+++ RECORDS SHOWN
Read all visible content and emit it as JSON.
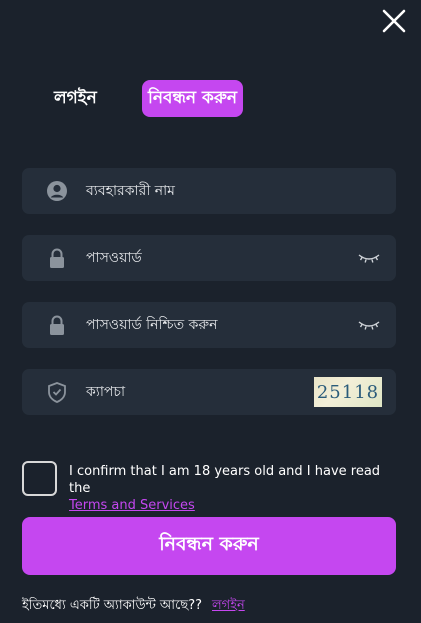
{
  "icons": {
    "close": "close-icon",
    "user": "user-icon",
    "lock": "lock-icon",
    "eye": "eye-closed-icon",
    "shield": "shield-check-icon"
  },
  "colors": {
    "background": "#1b222c",
    "field": "#252e3a",
    "accent": "#c547f0"
  },
  "tabs": {
    "login": "লগইন",
    "register": "নিবন্ধন করুন"
  },
  "fields": {
    "username": "ব্যবহারকারী নাম",
    "password": "পাসওয়ার্ড",
    "confirm_password": "পাসওয়ার্ড নিশ্চিত করুন",
    "captcha": "ক্যাপচা",
    "captcha_code": "25118"
  },
  "terms": {
    "text": "I confirm that I am 18 years old and I have read the",
    "link": "Terms and Services"
  },
  "submit_label": "নিবন্ধন করুন",
  "footer": {
    "text": "ইতিমধ্যে একটি অ্যাকাউন্ট আছে??",
    "link": "লগইন"
  }
}
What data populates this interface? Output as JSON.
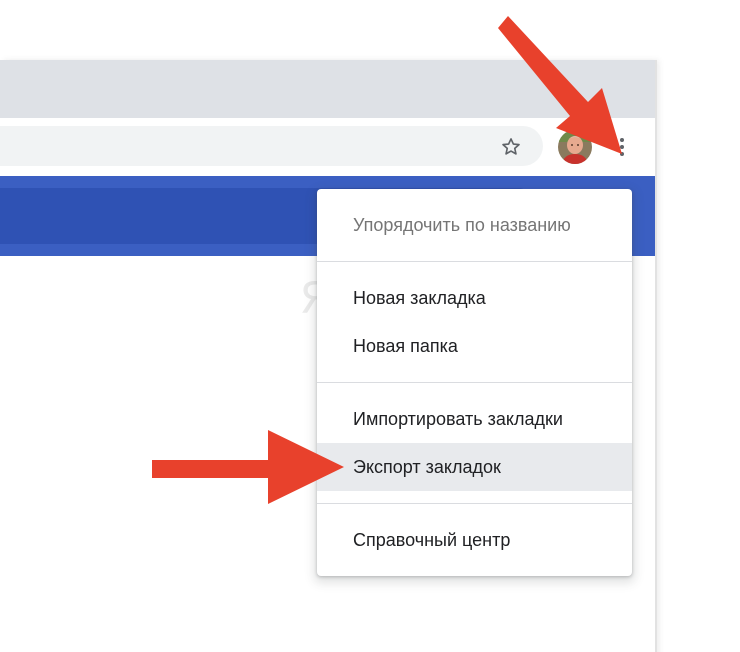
{
  "toolbar": {
    "bookmark_star_icon": "star-outline-icon",
    "avatar_icon": "user-avatar",
    "menu_icon": "three-dots-vertical-icon"
  },
  "watermark": {
    "text": "ЯБЛЫК"
  },
  "bookmarks_menu": {
    "items": [
      {
        "label": "Упорядочить по названию",
        "state": "disabled"
      },
      {
        "label": "Новая закладка",
        "state": "normal"
      },
      {
        "label": "Новая папка",
        "state": "normal"
      },
      {
        "label": "Импортировать закладки",
        "state": "normal"
      },
      {
        "label": "Экспорт закладок",
        "state": "highlighted"
      },
      {
        "label": "Справочный центр",
        "state": "normal"
      }
    ]
  },
  "annotations": {
    "arrow_color": "#e8412c",
    "arrows": [
      {
        "points_to": "menu-button"
      },
      {
        "points_to": "export-bookmarks-item"
      }
    ]
  },
  "colors": {
    "tabstrip": "#dee1e6",
    "blue_bar": "#3b5fc2",
    "menu_highlight": "#e8eaed",
    "menu_text": "#202124",
    "menu_text_disabled": "#757575"
  }
}
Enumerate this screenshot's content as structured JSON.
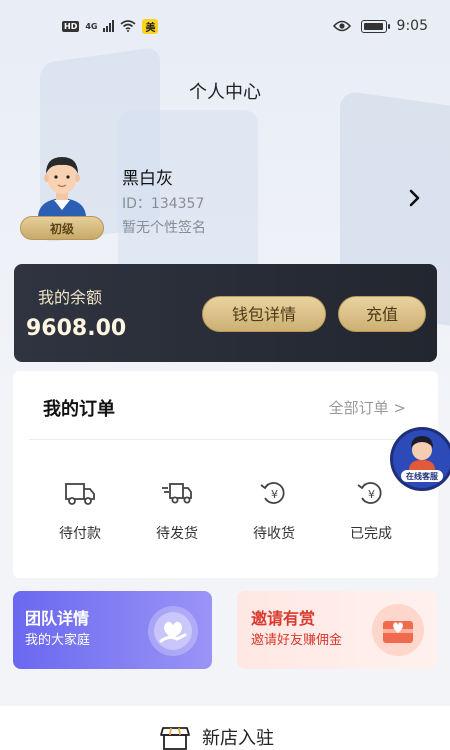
{
  "status_bar": {
    "hd": "HD",
    "network": "4G",
    "app_badge": "美",
    "time": "9:05"
  },
  "page": {
    "title": "个人中心"
  },
  "profile": {
    "name": "黑白灰",
    "id": "ID：134357",
    "signature": "暂无个性签名",
    "level": "初级"
  },
  "balance": {
    "label": "我的余额",
    "value": "9608.00",
    "wallet_button": "钱包详情",
    "recharge_button": "充值"
  },
  "orders": {
    "title": "我的订单",
    "all_link": "全部订单 >",
    "items": [
      {
        "label": "待付款",
        "icon": "truck-icon"
      },
      {
        "label": "待发货",
        "icon": "fast-delivery-icon"
      },
      {
        "label": "待收货",
        "icon": "yuan-refresh-icon"
      },
      {
        "label": "已完成",
        "icon": "yuan-refresh-icon"
      }
    ]
  },
  "team_card": {
    "title": "团队详情",
    "subtitle": "我的大家庭",
    "icon": "heart-hand-icon"
  },
  "invite_card": {
    "title": "邀请有赏",
    "subtitle": "邀请好友赚佣金",
    "icon": "gift-box-icon"
  },
  "bottom": {
    "store_label": "新店入驻",
    "icon": "storefront-icon"
  },
  "floating": {
    "label": "在线客服",
    "icon": "customer-service-icon"
  },
  "colors": {
    "balance_card": "#22262f",
    "gold": "#cdb073",
    "team": "#6a68f0",
    "invite_text": "#d83a2f"
  }
}
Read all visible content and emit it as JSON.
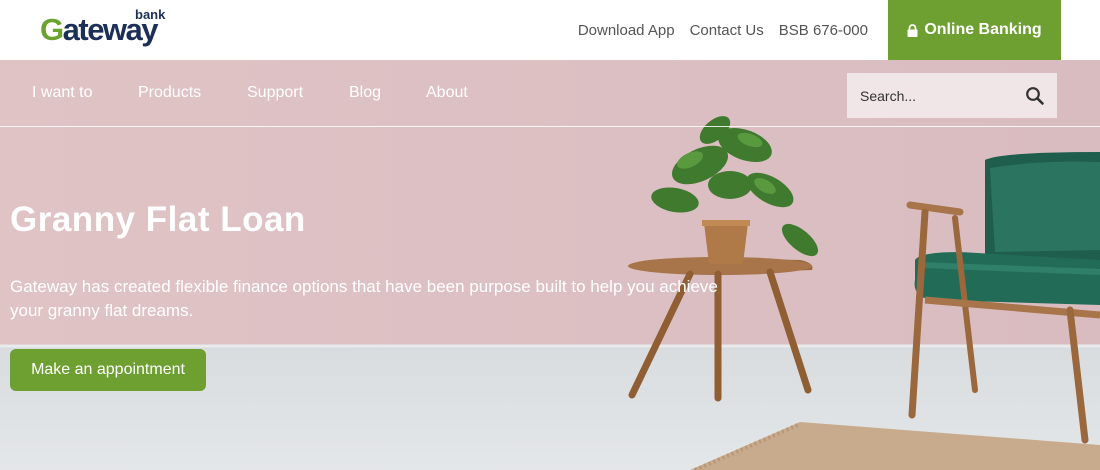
{
  "logo": {
    "name": "Gateway",
    "suffix": "bank"
  },
  "top_links": [
    "Download App",
    "Contact Us",
    "BSB 676-000"
  ],
  "online_banking": {
    "label": "Online Banking",
    "icon": "lock-icon"
  },
  "nav": [
    "I want to",
    "Products",
    "Support",
    "Blog",
    "About"
  ],
  "search": {
    "placeholder": "Search...",
    "icon": "search-icon"
  },
  "hero": {
    "title": "Granny Flat Loan",
    "description": "Gateway has created flexible finance options that have been purpose built to help you achieve your granny flat dreams.",
    "cta": "Make an appointment"
  },
  "colors": {
    "brand_green": "#6d9f31",
    "brand_navy": "#1c2f57",
    "wall_pink": "#dcc1c4"
  }
}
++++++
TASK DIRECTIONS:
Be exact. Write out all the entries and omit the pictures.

EXERCISE RESPONSE:
Read all visible content and emit it as JSON.
{
  "icons": {
    "close": "close-icon",
    "user": "user-icon",
    "lock": "lock-icon",
    "eye": "eye-closed-icon",
    "shield": "shield-check-icon"
  },
  "colors": {
    "background": "#1b222c",
    "field": "#252e3a",
    "accent": "#c547f0"
  },
  "tabs": {
    "login": "লগইন",
    "register": "নিবন্ধন করুন"
  },
  "fields": {
    "username": "ব্যবহারকারী নাম",
    "password": "পাসওয়ার্ড",
    "confirm_password": "পাসওয়ার্ড নিশ্চিত করুন",
    "captcha": "ক্যাপচা",
    "captcha_code": "25118"
  },
  "terms": {
    "text": "I confirm that I am 18 years old and I have read the",
    "link": "Terms and Services"
  },
  "submit_label": "নিবন্ধন করুন",
  "footer": {
    "text": "ইতিমধ্যে একটি অ্যাকাউন্ট আছে??",
    "link": "লগইন"
  }
}
What data populates this interface? Output as JSON.
{
  "toolbar": {
    "bookmark_star_icon": "star-outline-icon",
    "avatar_icon": "user-avatar",
    "menu_icon": "three-dots-vertical-icon"
  },
  "watermark": {
    "text": "ЯБЛЫК"
  },
  "bookmarks_menu": {
    "items": [
      {
        "label": "Упорядочить по названию",
        "state": "disabled"
      },
      {
        "label": "Новая закладка",
        "state": "normal"
      },
      {
        "label": "Новая папка",
        "state": "normal"
      },
      {
        "label": "Импортировать закладки",
        "state": "normal"
      },
      {
        "label": "Экспорт закладок",
        "state": "highlighted"
      },
      {
        "label": "Справочный центр",
        "state": "normal"
      }
    ]
  },
  "annotations": {
    "arrow_color": "#e8412c",
    "arrows": [
      {
        "points_to": "menu-button"
      },
      {
        "points_to": "export-bookmarks-item"
      }
    ]
  },
  "colors": {
    "tabstrip": "#dee1e6",
    "blue_bar": "#3b5fc2",
    "menu_highlight": "#e8eaed",
    "menu_text": "#202124",
    "menu_text_disabled": "#757575"
  }
}
Enumerate this screenshot's content as structured JSON.
{
  "status_bar": {
    "hd": "HD",
    "network": "4G",
    "app_badge": "美",
    "time": "9:05"
  },
  "page": {
    "title": "个人中心"
  },
  "profile": {
    "name": "黑白灰",
    "id": "ID：134357",
    "signature": "暂无个性签名",
    "level": "初级"
  },
  "balance": {
    "label": "我的余额",
    "value": "9608.00",
    "wallet_button": "钱包详情",
    "recharge_button": "充值"
  },
  "orders": {
    "title": "我的订单",
    "all_link": "全部订单 >",
    "items": [
      {
        "label": "待付款",
        "icon": "truck-icon"
      },
      {
        "label": "待发货",
        "icon": "fast-delivery-icon"
      },
      {
        "label": "待收货",
        "icon": "yuan-refresh-icon"
      },
      {
        "label": "已完成",
        "icon": "yuan-refresh-icon"
      }
    ]
  },
  "team_card": {
    "title": "团队详情",
    "subtitle": "我的大家庭",
    "icon": "heart-hand-icon"
  },
  "invite_card": {
    "title": "邀请有赏",
    "subtitle": "邀请好友赚佣金",
    "icon": "gift-box-icon"
  },
  "bottom": {
    "store_label": "新店入驻",
    "icon": "storefront-icon"
  },
  "floating": {
    "label": "在线客服",
    "icon": "customer-service-icon"
  },
  "colors": {
    "balance_card": "#22262f",
    "gold": "#cdb073",
    "team": "#6a68f0",
    "invite_text": "#d83a2f"
  }
}
Read all visible content and emit it as JSON.
{
  "logo": {
    "name": "Gateway",
    "suffix": "bank"
  },
  "top_links": [
    "Download App",
    "Contact Us",
    "BSB 676-000"
  ],
  "online_banking": {
    "label": "Online Banking",
    "icon": "lock-icon"
  },
  "nav": [
    "I want to",
    "Products",
    "Support",
    "Blog",
    "About"
  ],
  "search": {
    "placeholder": "Search...",
    "icon": "search-icon"
  },
  "hero": {
    "title": "Granny Flat Loan",
    "description": "Gateway has created flexible finance options that have been purpose built to help you achieve your granny flat dreams.",
    "cta": "Make an appointment"
  },
  "colors": {
    "brand_green": "#6d9f31",
    "brand_navy": "#1c2f57",
    "wall_pink": "#dcc1c4"
  }
}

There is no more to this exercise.